ABOUT THIS TASK:
Output the records that follow, with every character intact.

-*-*-

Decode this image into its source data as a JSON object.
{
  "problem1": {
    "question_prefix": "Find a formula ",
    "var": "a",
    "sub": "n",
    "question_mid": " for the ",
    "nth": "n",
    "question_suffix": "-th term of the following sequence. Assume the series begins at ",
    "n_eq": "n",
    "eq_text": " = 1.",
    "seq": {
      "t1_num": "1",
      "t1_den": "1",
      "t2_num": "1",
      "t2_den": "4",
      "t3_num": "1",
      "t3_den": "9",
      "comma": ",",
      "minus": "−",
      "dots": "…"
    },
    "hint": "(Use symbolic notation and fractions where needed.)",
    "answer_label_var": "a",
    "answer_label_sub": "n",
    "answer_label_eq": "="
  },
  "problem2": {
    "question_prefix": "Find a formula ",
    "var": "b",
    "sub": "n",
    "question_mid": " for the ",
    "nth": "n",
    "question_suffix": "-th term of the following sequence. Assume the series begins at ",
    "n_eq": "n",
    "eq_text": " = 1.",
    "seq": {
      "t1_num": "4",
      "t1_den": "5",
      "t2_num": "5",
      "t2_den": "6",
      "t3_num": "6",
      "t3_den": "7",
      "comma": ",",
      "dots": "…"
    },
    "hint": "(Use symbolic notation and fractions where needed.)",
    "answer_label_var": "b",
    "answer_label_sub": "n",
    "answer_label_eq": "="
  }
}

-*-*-

ANSWER SPACE:
Decode this image into its source data as a JSON object.
{
  "problem1": {
    "question_prefix": "Find a formula ",
    "var": "a",
    "sub": "n",
    "question_mid": " for the ",
    "nth": "n",
    "question_suffix": "-th term of the following sequence. Assume the series begins at ",
    "n_eq": "n",
    "eq_text": " = 1.",
    "seq": {
      "t1_num": "1",
      "t1_den": "1",
      "t2_num": "1",
      "t2_den": "4",
      "t3_num": "1",
      "t3_den": "9",
      "comma": ",",
      "minus": "−",
      "dots": "…"
    },
    "hint": "(Use symbolic notation and fractions where needed.)",
    "answer_label_var": "a",
    "answer_label_sub": "n",
    "answer_label_eq": "="
  },
  "problem2": {
    "question_prefix": "Find a formula ",
    "var": "b",
    "sub": "n",
    "question_mid": " for the ",
    "nth": "n",
    "question_suffix": "-th term of the following sequence. Assume the series begins at ",
    "n_eq": "n",
    "eq_text": " = 1.",
    "seq": {
      "t1_num": "4",
      "t1_den": "5",
      "t2_num": "5",
      "t2_den": "6",
      "t3_num": "6",
      "t3_den": "7",
      "comma": ",",
      "dots": "…"
    },
    "hint": "(Use symbolic notation and fractions where needed.)",
    "answer_label_var": "b",
    "answer_label_sub": "n",
    "answer_label_eq": "="
  }
}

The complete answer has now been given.